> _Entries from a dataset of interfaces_

------------------------------------------------------------------------

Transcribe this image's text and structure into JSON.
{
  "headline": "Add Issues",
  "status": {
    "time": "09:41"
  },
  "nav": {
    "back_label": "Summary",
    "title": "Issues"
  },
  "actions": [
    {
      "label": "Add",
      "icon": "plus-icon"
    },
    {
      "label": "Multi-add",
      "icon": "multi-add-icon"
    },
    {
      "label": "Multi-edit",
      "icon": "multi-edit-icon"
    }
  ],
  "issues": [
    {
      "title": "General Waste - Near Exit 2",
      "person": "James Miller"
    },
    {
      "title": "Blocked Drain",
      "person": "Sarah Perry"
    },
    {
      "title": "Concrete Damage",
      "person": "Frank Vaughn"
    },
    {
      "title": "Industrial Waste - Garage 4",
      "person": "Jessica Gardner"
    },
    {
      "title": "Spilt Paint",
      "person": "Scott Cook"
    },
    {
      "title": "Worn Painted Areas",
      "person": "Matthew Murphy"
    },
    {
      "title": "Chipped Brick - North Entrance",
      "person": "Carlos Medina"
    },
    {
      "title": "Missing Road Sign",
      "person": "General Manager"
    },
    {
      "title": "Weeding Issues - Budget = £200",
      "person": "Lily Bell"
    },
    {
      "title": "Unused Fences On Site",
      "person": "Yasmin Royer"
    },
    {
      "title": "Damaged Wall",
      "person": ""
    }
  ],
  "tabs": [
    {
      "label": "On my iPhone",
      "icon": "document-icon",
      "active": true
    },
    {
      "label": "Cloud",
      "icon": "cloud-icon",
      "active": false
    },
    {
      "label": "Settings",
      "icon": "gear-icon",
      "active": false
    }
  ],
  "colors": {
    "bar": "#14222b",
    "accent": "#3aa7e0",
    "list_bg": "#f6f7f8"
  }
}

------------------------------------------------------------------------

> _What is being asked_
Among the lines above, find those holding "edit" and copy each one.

> _Written solution_
      "label": "Multi-edit",
      "icon": "multi-edit-icon"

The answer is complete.